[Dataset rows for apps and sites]
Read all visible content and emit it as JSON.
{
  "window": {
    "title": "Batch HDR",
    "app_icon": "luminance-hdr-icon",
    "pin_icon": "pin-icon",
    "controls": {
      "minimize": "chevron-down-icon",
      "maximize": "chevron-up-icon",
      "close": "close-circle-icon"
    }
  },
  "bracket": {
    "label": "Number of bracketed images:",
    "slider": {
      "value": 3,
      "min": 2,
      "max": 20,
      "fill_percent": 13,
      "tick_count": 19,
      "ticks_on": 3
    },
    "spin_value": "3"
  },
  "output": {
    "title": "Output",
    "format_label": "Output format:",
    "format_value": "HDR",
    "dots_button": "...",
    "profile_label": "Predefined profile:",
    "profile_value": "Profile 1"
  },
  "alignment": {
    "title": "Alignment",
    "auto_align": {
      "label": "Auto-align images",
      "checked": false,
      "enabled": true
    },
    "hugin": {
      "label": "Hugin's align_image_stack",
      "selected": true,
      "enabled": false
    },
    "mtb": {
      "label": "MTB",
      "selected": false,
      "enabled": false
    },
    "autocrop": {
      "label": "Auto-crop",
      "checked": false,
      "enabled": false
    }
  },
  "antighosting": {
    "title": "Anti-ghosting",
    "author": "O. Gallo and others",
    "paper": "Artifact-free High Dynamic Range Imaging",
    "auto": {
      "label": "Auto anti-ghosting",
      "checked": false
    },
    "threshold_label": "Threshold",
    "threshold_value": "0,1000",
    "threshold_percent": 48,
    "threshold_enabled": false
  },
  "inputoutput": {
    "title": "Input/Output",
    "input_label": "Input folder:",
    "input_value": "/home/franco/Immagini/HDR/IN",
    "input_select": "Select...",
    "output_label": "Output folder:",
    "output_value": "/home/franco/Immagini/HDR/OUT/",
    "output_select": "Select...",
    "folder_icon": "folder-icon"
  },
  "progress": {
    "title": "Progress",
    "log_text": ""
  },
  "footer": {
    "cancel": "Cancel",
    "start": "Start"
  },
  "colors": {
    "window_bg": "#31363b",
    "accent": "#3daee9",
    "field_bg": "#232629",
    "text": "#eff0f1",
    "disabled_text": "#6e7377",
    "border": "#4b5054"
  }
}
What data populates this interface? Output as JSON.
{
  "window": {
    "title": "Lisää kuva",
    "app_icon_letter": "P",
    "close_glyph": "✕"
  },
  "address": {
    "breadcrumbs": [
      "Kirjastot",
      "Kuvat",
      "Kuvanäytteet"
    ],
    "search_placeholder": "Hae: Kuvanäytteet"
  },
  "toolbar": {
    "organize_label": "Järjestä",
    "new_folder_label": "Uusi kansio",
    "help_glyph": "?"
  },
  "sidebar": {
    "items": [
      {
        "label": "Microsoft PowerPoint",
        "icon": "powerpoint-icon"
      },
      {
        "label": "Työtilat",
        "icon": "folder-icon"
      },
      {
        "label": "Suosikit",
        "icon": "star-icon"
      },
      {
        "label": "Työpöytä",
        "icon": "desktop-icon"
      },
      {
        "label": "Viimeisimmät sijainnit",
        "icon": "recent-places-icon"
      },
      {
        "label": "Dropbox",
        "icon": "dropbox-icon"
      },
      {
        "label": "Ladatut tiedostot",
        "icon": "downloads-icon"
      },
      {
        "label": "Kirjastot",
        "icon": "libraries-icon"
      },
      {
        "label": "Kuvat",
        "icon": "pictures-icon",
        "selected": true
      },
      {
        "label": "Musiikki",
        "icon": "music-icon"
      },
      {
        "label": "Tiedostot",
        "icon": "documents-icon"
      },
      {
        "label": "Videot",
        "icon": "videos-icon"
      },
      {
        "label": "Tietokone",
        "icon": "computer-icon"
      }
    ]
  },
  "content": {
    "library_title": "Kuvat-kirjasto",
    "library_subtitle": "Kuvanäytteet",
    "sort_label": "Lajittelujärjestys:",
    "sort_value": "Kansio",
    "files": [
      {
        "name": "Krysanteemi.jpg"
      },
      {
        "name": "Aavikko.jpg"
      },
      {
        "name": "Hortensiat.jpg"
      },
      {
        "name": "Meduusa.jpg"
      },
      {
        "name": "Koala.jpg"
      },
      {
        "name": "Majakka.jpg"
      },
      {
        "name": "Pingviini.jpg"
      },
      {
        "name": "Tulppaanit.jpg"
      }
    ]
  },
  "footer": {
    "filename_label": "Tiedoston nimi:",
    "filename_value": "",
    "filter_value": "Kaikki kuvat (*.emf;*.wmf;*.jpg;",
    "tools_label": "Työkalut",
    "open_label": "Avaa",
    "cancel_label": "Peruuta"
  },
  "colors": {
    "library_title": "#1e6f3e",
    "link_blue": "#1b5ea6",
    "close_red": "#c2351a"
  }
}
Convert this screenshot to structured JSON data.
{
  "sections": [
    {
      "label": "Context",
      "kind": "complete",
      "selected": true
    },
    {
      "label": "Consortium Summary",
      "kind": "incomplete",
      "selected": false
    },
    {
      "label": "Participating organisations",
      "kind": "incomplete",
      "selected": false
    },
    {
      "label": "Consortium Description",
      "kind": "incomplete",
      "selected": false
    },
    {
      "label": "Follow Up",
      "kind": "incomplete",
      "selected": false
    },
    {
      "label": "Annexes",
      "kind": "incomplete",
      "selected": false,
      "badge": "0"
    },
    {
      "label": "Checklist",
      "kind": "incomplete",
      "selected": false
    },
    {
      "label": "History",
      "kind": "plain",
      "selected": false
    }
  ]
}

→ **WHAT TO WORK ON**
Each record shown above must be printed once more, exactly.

→ **RESPONSE BOX**
Read all visible content and emit it as JSON.
{
  "window": {
    "title": "Batch HDR",
    "app_icon": "luminance-hdr-icon",
    "pin_icon": "pin-icon",
    "controls": {
      "minimize": "chevron-down-icon",
      "maximize": "chevron-up-icon",
      "close": "close-circle-icon"
    }
  },
  "bracket": {
    "label": "Number of bracketed images:",
    "slider": {
      "value": 3,
      "min": 2,
      "max": 20,
      "fill_percent": 13,
      "tick_count": 19,
      "ticks_on": 3
    },
    "spin_value": "3"
  },
  "output": {
    "title": "Output",
    "format_label": "Output format:",
    "format_value": "HDR",
    "dots_button": "...",
    "profile_label": "Predefined profile:",
    "profile_value": "Profile 1"
  },
  "alignment": {
    "title": "Alignment",
    "auto_align": {
      "label": "Auto-align images",
      "checked": false,
      "enabled": true
    },
    "hugin": {
      "label": "Hugin's align_image_stack",
      "selected": true,
      "enabled": false
    },
    "mtb": {
      "label": "MTB",
      "selected": false,
      "enabled": false
    },
    "autocrop": {
      "label": "Auto-crop",
      "checked": false,
      "enabled": false
    }
  },
  "antighosting": {
    "title": "Anti-ghosting",
    "author": "O. Gallo and others",
    "paper": "Artifact-free High Dynamic Range Imaging",
    "auto": {
      "label": "Auto anti-ghosting",
      "checked": false
    },
    "threshold_label": "Threshold",
    "threshold_value": "0,1000",
    "threshold_percent": 48,
    "threshold_enabled": false
  },
  "inputoutput": {
    "title": "Input/Output",
    "input_label": "Input folder:",
    "input_value": "/home/franco/Immagini/HDR/IN",
    "input_select": "Select...",
    "output_label": "Output folder:",
    "output_value": "/home/franco/Immagini/HDR/OUT/",
    "output_select": "Select...",
    "folder_icon": "folder-icon"
  },
  "progress": {
    "title": "Progress",
    "log_text": ""
  },
  "footer": {
    "cancel": "Cancel",
    "start": "Start"
  },
  "colors": {
    "window_bg": "#31363b",
    "accent": "#3daee9",
    "field_bg": "#232629",
    "text": "#eff0f1",
    "disabled_text": "#6e7377",
    "border": "#4b5054"
  }
}
What data populates this interface? Output as JSON.
{
  "window": {
    "title": "Lisää kuva",
    "app_icon_letter": "P",
    "close_glyph": "✕"
  },
  "address": {
    "breadcrumbs": [
      "Kirjastot",
      "Kuvat",
      "Kuvanäytteet"
    ],
    "search_placeholder": "Hae: Kuvanäytteet"
  },
  "toolbar": {
    "organize_label": "Järjestä",
    "new_folder_label": "Uusi kansio",
    "help_glyph": "?"
  },
  "sidebar": {
    "items": [
      {
        "label": "Microsoft PowerPoint",
        "icon": "powerpoint-icon"
      },
      {
        "label": "Työtilat",
        "icon": "folder-icon"
      },
      {
        "label": "Suosikit",
        "icon": "star-icon"
      },
      {
        "label": "Työpöytä",
        "icon": "desktop-icon"
      },
      {
        "label": "Viimeisimmät sijainnit",
        "icon": "recent-places-icon"
      },
      {
        "label": "Dropbox",
        "icon": "dropbox-icon"
      },
      {
        "label": "Ladatut tiedostot",
        "icon": "downloads-icon"
      },
      {
        "label": "Kirjastot",
        "icon": "libraries-icon"
      },
      {
        "label": "Kuvat",
        "icon": "pictures-icon",
        "selected": true
      },
      {
        "label": "Musiikki",
        "icon": "music-icon"
      },
      {
        "label": "Tiedostot",
        "icon": "documents-icon"
      },
      {
        "label": "Videot",
        "icon": "videos-icon"
      },
      {
        "label": "Tietokone",
        "icon": "computer-icon"
      }
    ]
  },
  "content": {
    "library_title": "Kuvat-kirjasto",
    "library_subtitle": "Kuvanäytteet",
    "sort_label": "Lajittelujärjestys:",
    "sort_value": "Kansio",
    "files": [
      {
        "name": "Krysanteemi.jpg"
      },
      {
        "name": "Aavikko.jpg"
      },
      {
        "name": "Hortensiat.jpg"
      },
      {
        "name": "Meduusa.jpg"
      },
      {
        "name": "Koala.jpg"
      },
      {
        "name": "Majakka.jpg"
      },
      {
        "name": "Pingviini.jpg"
      },
      {
        "name": "Tulppaanit.jpg"
      }
    ]
  },
  "footer": {
    "filename_label": "Tiedoston nimi:",
    "filename_value": "",
    "filter_value": "Kaikki kuvat (*.emf;*.wmf;*.jpg;",
    "tools_label": "Työkalut",
    "open_label": "Avaa",
    "cancel_label": "Peruuta"
  },
  "colors": {
    "library_title": "#1e6f3e",
    "link_blue": "#1b5ea6",
    "close_red": "#c2351a"
  }
}
Convert this screenshot to structured JSON data.
{
  "sections": [
    {
      "label": "Context",
      "kind": "complete",
      "selected": true
    },
    {
      "label": "Consortium Summary",
      "kind": "incomplete",
      "selected": false
    },
    {
      "label": "Participating organisations",
      "kind": "incomplete",
      "selected": false
    },
    {
      "label": "Consortium Description",
      "kind": "incomplete",
      "selected": false
    },
    {
      "label": "Follow Up",
      "kind": "incomplete",
      "selected": false
    },
    {
      "label": "Annexes",
      "kind": "incomplete",
      "selected": false,
      "badge": "0"
    },
    {
      "label": "Checklist",
      "kind": "incomplete",
      "selected": false
    },
    {
      "label": "History",
      "kind": "plain",
      "selected": false
    }
  ]
}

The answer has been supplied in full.